Response to steering inputs was decent on the test EX wearing the low profile tires and 18-inch wheels, with understeer more easily induced in FWD than in AWD. The same held for steering effort, with the AWD feeding back a heavier, more solid feel. Given the relatively high center of gravity, body roll in tight corners was modest. Directional stability, i.e., the tendency to hold its line on straight stretches and through corners, raised no concerns, requiring corrections only in response to pavement irregularities. Suspension damping was decent over bumpy pavement, the worst of which produced something more like head nodding than head bobbing. If that bumpy road turns into mud or is blanketed with snow, the new AWD system offers a Lock Mode that puts equal amounts of torque to each wheel up to a maximum of 25 mph.
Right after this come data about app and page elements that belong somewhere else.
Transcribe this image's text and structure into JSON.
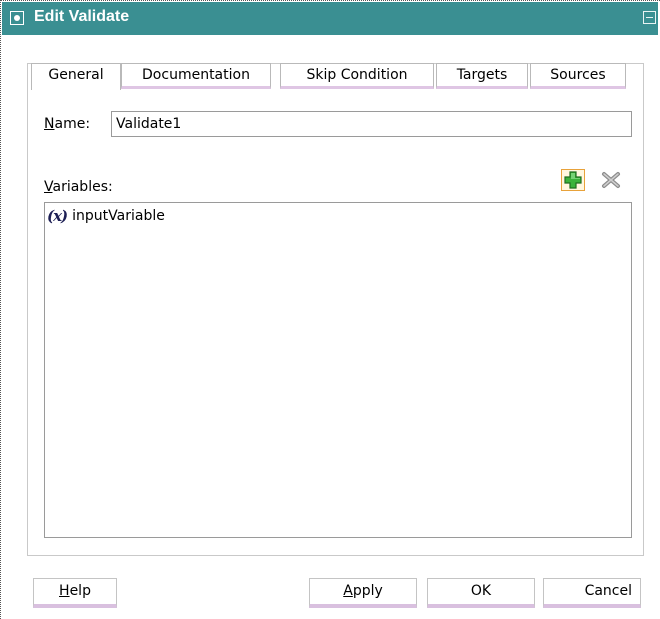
{
  "window": {
    "title": "Edit Validate"
  },
  "tabs": [
    {
      "label": "General",
      "active": true
    },
    {
      "label": "Documentation",
      "active": false
    },
    {
      "label": "Skip Condition",
      "active": false
    },
    {
      "label": "Targets",
      "active": false
    },
    {
      "label": "Sources",
      "active": false
    }
  ],
  "general": {
    "name_label_mnemonic": "N",
    "name_label_rest": "ame:",
    "name_value": "Validate1",
    "variables_label_mnemonic": "V",
    "variables_label_rest": "ariables:",
    "variables": [
      {
        "icon": "(x)",
        "label": "inputVariable"
      }
    ],
    "add_icon": "plus-icon",
    "remove_icon": "x-icon"
  },
  "buttons": {
    "help_mnemonic": "H",
    "help_rest": "elp",
    "apply_mnemonic": "A",
    "apply_rest": "pply",
    "ok": "OK",
    "cancel": "Cancel"
  },
  "colors": {
    "title_bar": "#3a8f92",
    "tab_underline": "#dfc6e4",
    "add_button_border": "#e8a23a"
  }
}
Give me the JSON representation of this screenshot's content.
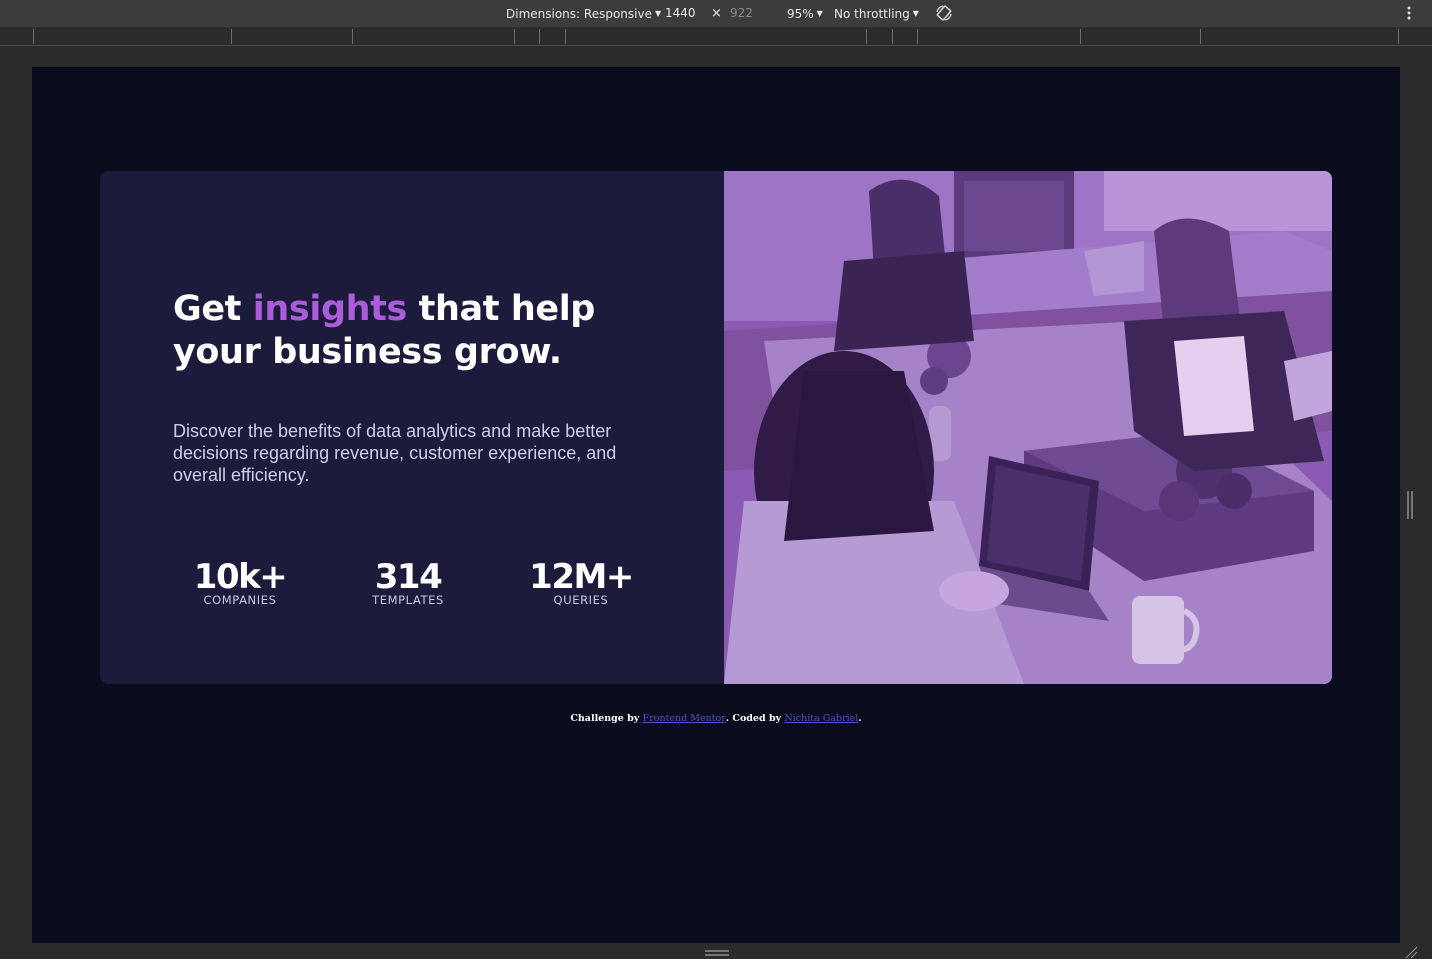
{
  "devtools": {
    "dimensions_label": "Dimensions: Responsive",
    "width_value": "1440",
    "times_symbol": "×",
    "height_value": "922",
    "zoom": "95%",
    "throttling": "No throttling",
    "icons": [
      "rotate-icon",
      "more-options-icon"
    ]
  },
  "hero": {
    "title_part1": "Get",
    "title_accent": "insights",
    "title_part2": "that help your business grow.",
    "description": "Discover the benefits of data analytics and make better decisions regarding revenue, customer experience, and overall efficiency.",
    "stats": [
      {
        "value": "10k+",
        "label": "COMPANIES"
      },
      {
        "value": "314",
        "label": "TEMPLATES"
      },
      {
        "value": "12M+",
        "label": "QUERIES"
      }
    ]
  },
  "footer": {
    "prefix": "Challenge by",
    "mentor_link": "Frontend Mentor",
    "middle": ". Coded by",
    "author_link": "Nichita Gabriel",
    "suffix": "."
  },
  "colors": {
    "page_bg": "#0b0c1e",
    "card_bg": "#1c1b3c",
    "accent": "#ab5cdb",
    "image_tint": "#8a58b6",
    "link": "#4a55c6"
  }
}
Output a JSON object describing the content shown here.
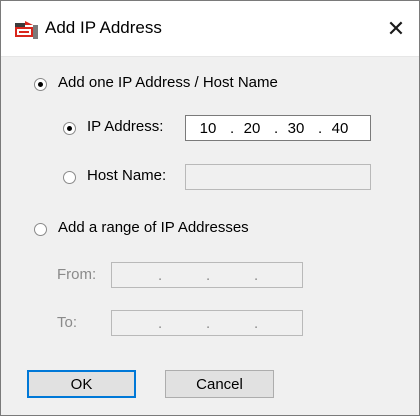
{
  "window": {
    "title": "Add IP Address",
    "close_glyph": "✕"
  },
  "options": {
    "single": {
      "label": "Add one IP Address / Host Name",
      "ip_label": "IP Address:",
      "ip_octets": [
        "10",
        "20",
        "30",
        "40"
      ],
      "host_label": "Host Name:",
      "host_value": ""
    },
    "range": {
      "label": "Add a range of IP Addresses",
      "from_label": "From:",
      "to_label": "To:"
    }
  },
  "buttons": {
    "ok": "OK",
    "cancel": "Cancel"
  },
  "colors": {
    "accent": "#0078d7",
    "icon_red": "#d9261c"
  },
  "icons": {
    "app": "network-card-icon",
    "close": "close-icon"
  }
}
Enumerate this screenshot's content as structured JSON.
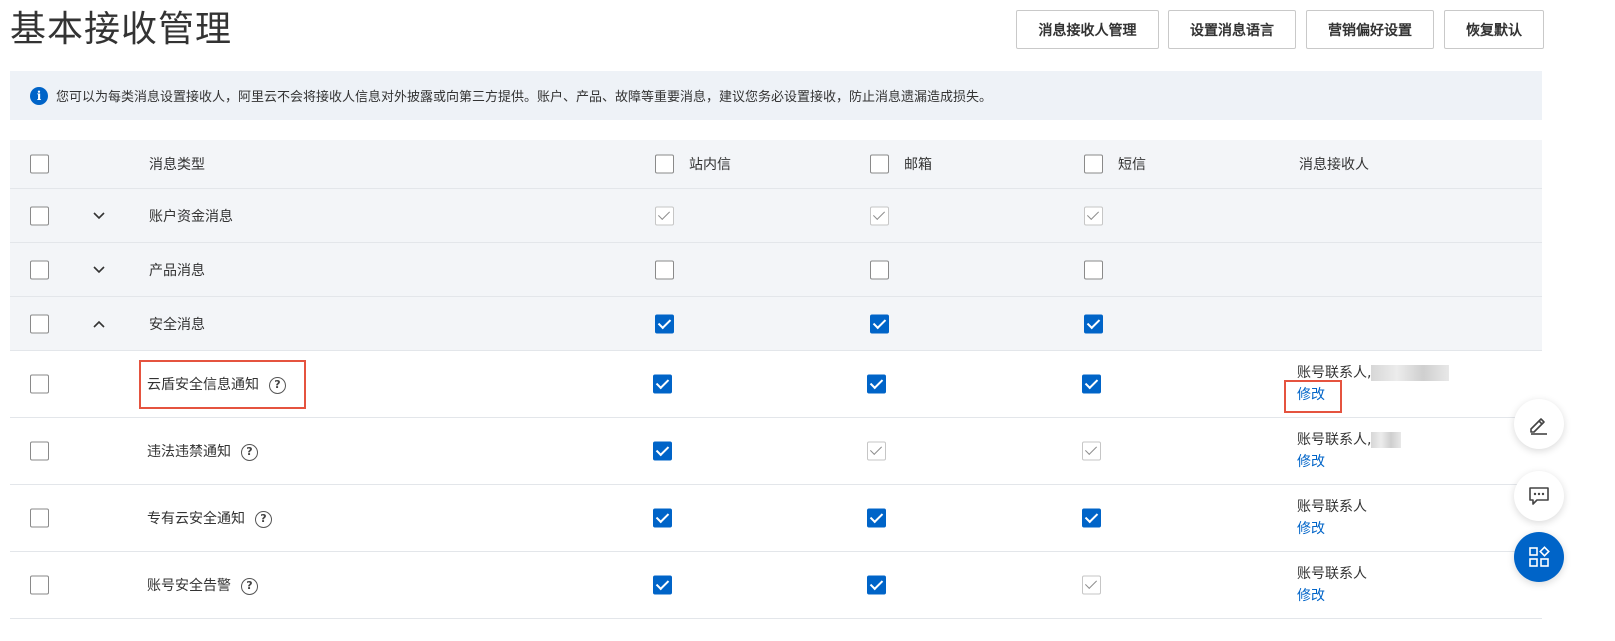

The test models we drove were early production models, i.e., not quite ready for prime time, so the minor squeaks and rattles emanating from somewhere in the neighborhood of the dash are likely not indicative of what will be in dealers showrooms. The tire noise from the stock Hankook tires, though, could be, which would be too bad, as otherwise, the ride and road holding were quite respectable.
Comparing overall handling, the Forester feels about the same in terms of road holding and overall stability, with its lower center of gravity making up for a track (distance between the wheels side to side) that's more than three inches narrower. The CR-V and RAV4 don't fare as well, tipping the scales at between 200 pounds and 300 pounds heavier than the new Sportage and riding on a track that's narrower than the Sportage's by two inches, the net effect of which is to allow more body roll in turns and to generate head gyrations that are closer to bobbing than to nodding over rough pavement. Basic ride quality, though, is comparable.
The all-new 2011 Kia Sportage is a refined, comfortable, well-developed and sharp-looking, but not cute, compact sport utility, with the emphasis equally on sport as on utility. With respectable power, more than respectable fuel economy and a competitive price, it continues Kia's transformation from a Pacific Rim wannabe to a confirmed contender in the U.S. market.
NewCarTestDrive.com correspondent Tom Lankard filed this report from San Francisco.